Many students enroll at UC with significant numbers of credit hours known as advanced standing. The accumulation of such hours is not a guarantee that students can complete a baccalaureate degree within three years, as these hours must apply specifically to the requirements of the selected degree program. However, planful selection of such opportunities can enhance the likelihood of three-year completion. Below are details about how to attain advanced standing prior to enrollment.
Many High Schools offer Advanced Placement (AP) Courses. AP courses are sanctioned by the College Board through a process that assures equivalency with college level courses. At Ohio public campuses, students earning a score of 3 or better on an AP exam are guaranteed the award of college level credit. AP courses typically fulfill general education or introductory courses in a discipline. See the UC Key for AP course equivalencies.

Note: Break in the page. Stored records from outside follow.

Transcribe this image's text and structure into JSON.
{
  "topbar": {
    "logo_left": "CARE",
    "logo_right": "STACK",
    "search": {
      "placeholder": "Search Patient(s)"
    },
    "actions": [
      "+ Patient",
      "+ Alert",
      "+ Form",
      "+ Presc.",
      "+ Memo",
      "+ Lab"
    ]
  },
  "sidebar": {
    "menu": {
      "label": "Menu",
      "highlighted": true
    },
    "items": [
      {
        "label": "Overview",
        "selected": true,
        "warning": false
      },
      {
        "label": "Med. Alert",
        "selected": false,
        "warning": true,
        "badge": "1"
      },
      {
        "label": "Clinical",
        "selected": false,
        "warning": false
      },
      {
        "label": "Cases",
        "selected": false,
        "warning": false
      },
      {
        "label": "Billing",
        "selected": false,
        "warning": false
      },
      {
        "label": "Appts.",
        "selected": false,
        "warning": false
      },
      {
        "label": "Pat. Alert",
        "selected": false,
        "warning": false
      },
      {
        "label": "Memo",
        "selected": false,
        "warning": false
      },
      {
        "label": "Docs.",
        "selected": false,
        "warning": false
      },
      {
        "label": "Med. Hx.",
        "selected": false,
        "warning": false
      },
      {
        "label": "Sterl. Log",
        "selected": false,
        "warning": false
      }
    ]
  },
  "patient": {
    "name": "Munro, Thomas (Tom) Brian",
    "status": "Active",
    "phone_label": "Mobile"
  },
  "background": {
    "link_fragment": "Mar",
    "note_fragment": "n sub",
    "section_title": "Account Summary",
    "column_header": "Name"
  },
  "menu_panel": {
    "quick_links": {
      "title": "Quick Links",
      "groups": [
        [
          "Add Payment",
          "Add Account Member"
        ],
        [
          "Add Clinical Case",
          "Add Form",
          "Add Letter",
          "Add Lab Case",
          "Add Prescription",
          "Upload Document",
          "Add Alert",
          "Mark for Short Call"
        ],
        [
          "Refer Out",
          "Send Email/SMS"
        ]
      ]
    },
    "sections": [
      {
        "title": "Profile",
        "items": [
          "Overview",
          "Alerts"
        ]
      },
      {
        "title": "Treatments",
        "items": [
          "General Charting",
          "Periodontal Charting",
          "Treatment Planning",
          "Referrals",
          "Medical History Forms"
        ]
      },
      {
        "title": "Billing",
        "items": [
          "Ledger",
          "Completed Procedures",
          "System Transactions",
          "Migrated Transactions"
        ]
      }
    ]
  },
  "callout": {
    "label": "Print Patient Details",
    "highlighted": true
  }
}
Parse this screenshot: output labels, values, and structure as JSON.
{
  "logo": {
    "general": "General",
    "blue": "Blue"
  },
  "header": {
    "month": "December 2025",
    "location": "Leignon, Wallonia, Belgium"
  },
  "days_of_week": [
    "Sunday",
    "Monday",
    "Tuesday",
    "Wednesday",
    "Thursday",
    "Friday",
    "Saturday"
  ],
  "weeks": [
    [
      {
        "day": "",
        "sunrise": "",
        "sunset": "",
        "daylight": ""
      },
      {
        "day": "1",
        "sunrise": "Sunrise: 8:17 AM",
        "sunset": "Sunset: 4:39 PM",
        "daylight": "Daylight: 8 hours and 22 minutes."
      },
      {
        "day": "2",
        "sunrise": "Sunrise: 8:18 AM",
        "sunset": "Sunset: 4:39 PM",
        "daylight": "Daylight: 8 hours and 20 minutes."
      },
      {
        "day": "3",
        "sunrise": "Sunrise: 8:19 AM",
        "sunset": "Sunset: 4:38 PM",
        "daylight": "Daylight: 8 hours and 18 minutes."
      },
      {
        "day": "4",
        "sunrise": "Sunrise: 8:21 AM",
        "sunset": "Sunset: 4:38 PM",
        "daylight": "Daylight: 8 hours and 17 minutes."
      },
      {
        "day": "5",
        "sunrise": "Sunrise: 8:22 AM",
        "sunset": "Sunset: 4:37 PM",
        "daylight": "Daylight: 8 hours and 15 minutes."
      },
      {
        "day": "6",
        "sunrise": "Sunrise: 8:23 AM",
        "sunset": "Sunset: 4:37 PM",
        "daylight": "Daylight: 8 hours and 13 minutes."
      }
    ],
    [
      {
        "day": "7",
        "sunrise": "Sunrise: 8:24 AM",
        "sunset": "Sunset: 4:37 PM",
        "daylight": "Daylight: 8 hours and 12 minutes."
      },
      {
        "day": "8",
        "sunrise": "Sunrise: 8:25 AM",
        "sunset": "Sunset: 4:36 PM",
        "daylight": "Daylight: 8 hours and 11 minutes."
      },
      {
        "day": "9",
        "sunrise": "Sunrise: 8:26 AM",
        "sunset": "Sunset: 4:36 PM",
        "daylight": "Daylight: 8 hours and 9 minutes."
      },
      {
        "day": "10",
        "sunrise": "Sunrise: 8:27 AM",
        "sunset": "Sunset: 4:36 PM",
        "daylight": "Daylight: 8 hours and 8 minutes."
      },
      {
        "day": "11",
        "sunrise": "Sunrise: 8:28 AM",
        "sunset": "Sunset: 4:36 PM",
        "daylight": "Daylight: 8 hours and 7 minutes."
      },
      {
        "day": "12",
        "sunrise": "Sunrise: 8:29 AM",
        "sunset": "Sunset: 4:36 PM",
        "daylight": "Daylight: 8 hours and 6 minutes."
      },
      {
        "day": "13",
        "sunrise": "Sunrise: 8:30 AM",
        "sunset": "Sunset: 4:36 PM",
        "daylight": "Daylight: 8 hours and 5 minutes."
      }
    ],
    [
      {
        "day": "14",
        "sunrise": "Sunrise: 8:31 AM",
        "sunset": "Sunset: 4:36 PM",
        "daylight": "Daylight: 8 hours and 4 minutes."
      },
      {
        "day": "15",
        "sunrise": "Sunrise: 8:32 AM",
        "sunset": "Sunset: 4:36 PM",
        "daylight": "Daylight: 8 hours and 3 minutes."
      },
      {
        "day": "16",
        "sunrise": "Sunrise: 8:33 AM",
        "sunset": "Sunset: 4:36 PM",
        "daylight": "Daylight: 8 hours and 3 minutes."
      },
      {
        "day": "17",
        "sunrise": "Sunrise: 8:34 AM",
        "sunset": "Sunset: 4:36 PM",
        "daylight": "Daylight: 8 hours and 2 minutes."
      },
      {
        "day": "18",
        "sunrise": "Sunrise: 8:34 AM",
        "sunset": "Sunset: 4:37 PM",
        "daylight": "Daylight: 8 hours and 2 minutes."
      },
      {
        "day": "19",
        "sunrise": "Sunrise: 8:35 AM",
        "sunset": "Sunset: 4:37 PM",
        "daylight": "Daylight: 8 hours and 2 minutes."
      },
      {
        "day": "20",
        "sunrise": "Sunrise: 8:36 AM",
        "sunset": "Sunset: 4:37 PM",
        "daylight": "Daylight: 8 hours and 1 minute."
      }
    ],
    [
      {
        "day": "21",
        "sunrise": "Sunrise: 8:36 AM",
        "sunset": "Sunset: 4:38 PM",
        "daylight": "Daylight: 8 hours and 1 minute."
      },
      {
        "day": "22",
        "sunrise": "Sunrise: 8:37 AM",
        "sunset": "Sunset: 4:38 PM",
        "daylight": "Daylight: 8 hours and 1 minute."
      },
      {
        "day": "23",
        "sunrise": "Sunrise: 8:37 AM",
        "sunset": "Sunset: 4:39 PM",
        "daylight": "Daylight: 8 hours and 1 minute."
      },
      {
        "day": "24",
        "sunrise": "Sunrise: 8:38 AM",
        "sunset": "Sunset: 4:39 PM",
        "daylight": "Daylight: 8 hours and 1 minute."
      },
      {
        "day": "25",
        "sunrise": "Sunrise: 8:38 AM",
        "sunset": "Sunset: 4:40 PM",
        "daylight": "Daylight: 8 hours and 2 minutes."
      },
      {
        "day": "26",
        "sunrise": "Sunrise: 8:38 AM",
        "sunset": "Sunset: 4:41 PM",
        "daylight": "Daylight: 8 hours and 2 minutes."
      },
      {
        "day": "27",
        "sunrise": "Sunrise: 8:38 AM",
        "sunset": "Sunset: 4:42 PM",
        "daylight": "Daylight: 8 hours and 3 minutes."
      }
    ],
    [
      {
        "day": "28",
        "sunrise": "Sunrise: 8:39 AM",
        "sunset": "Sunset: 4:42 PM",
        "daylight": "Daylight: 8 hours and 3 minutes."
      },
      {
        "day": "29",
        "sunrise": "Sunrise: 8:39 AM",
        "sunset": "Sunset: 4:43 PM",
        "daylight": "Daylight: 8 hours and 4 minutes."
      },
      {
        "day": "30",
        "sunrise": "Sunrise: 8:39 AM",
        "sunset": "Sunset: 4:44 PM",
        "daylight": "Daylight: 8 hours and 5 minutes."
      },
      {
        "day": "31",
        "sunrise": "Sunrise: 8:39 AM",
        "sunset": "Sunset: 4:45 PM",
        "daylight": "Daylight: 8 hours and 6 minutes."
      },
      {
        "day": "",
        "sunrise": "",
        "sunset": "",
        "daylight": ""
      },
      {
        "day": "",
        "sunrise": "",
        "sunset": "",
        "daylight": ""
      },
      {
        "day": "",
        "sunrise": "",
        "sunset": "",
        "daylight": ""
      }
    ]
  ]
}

Other nationally recognized tests also result in the award of advanced standing credit. For all such tests, score notification must be received from the testing agency. See specifics about advanced standing options. They include but are not limited to:
Dual Credit Courses are classes taken while a student’s primary enrollment is high school but they count for both high school and college credit. Such courses may be taken on a college campus or at the student’s high school as long as they are sanctioned by an accredited higher education institution. Such programs assume many names such as Early College High School, Post Secondary Education Options, Dual Credit, etc. To receive credit students must have an official transcript sent from the post secondary institution sponsoring the class.
After students are admitted and confirmed at UC and forward their advanced standing credentials, they will be able to see exactly how the earned credits apply to the degree via a Degree Audit. It is important to work with your UC academic advisor after admission to ensure careful course planning and stay on track.